Homeless Veterans appeal: Christmas charity auction Part 2 - now LIVE

Homeless Veterans appeal: Christmas charity auction

Bid on original art, or trips of a lifetime to Africa or the 'Corrie' set, and help Homeless Veterans
Pantomime rings the changes to welcome autistic theatre-goers

Autism-friendly theatre

Pantomime leads the pack in quest to welcome all
The week Hollywood got scared and had to grow up a bit

The week Hollywood got scared and had to grow up a bit

Sony suffered a chorus of disapproval after it withdrew 'The Interview', but it's not too late for it to take a stand, says Joan Smith
From Widow Twankey to Mother Goose, how do the men who play panto dames get themselves ready for the performance of a lifetime?

Panto dames: before and after

From Widow Twankey to Mother Goose, how do the men who play panto dames get themselves ready for the performance of a lifetime?
Thirties murder mystery novel is surprise runaway Christmas hit

Thirties murder mystery novel is surprise runaway Christmas hit

Booksellers say readers are turning away from dark modern thrillers and back to the golden age of crime writing
Anne-Marie Huby: 'Charities deserve the best,' says founder of JustGiving

Anne-Marie Huby: 'Charities deserve the best'

Ten million of us have used the JustGiving website to donate to good causes. Its co-founder says that being dynamic is as important as being kind
The botanist who hunts for giant trees at Kew Gardens

The man who hunts giants

A Kew Gardens botanist has found 25 new large tree species - and he's sure there are more out there
The 12 ways of Christmas: Spare a thought for those who will be working to keep others safe during the festive season

The 12 ways of Christmas

We speak to a dozen people who will be working to keep others safe, happy and healthy over the holidays
Birdwatching men have a lot in common with their feathered friends, new study shows

The male exhibits strange behaviour

A new study shows that birdwatching men have a lot in common with their feathered friends...
Diaries of Evelyn Waugh, Virginia Woolf and Noël Coward reveal how they coped with the December blues

Famous diaries: Christmas week in history

Noël Coward parties into the night, Alan Clark bemoans the cost of servants, Evelyn Waugh ponders his drinking…
From noble to narky, the fall of the open letter

From noble to narky, the fall of the open letter

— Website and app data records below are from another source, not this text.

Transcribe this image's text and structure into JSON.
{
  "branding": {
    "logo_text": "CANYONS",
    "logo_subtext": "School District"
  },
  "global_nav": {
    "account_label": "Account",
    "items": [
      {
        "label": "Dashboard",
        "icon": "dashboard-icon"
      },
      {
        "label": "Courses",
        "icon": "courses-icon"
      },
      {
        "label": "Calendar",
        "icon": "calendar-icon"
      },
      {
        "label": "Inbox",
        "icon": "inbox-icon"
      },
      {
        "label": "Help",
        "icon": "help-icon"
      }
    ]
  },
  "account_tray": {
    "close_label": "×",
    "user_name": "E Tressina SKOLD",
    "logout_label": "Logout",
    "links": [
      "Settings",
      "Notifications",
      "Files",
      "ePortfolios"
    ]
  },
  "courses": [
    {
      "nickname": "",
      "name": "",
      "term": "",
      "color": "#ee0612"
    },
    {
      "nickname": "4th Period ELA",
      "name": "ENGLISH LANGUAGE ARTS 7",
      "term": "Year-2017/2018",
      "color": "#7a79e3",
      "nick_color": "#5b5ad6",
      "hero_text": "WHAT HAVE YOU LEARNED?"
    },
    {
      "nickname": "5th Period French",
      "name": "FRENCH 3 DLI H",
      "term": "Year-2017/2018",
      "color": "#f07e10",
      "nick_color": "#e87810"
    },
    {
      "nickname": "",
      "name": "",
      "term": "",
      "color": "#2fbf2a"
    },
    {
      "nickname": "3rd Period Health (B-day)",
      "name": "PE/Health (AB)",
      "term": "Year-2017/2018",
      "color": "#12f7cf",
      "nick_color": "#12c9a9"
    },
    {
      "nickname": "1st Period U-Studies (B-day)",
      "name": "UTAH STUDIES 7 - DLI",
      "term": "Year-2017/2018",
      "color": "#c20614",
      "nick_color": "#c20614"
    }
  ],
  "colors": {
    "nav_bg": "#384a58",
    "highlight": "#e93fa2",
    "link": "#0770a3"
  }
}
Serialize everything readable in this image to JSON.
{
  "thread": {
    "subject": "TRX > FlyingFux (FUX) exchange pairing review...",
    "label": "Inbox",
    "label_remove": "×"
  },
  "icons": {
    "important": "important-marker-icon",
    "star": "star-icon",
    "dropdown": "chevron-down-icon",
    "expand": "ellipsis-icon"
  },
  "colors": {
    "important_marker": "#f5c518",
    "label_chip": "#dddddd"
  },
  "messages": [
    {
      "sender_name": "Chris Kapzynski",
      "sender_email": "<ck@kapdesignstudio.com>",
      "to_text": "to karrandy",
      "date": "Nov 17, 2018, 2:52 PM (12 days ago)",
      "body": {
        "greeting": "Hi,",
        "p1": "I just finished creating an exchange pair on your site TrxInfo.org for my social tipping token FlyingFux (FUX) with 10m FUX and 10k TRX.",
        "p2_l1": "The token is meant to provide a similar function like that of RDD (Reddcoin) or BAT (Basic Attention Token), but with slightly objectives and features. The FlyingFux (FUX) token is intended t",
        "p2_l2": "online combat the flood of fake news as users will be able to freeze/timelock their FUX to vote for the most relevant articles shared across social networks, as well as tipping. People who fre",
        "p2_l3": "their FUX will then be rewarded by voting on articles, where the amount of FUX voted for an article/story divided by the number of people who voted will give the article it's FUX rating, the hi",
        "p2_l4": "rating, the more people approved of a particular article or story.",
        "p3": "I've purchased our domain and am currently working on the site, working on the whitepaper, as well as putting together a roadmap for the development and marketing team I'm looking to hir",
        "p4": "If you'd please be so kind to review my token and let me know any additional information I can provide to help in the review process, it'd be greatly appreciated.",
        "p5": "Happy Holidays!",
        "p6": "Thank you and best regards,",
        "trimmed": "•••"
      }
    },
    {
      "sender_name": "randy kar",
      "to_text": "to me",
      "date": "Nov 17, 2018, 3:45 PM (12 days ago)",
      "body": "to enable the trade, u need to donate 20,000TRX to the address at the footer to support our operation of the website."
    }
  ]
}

The great tradition of St Paul and Zola reached its nadir with a hungry worker's rant to Russell Brand, says DJ Taylor
A Christmas ghost story by Alison Moore: A prodigal daughter has a breakthrough

A Christmas ghost story by Alison Moore

The story was published earlier this month in 'Poor Souls' Light: Seven Curious Tales'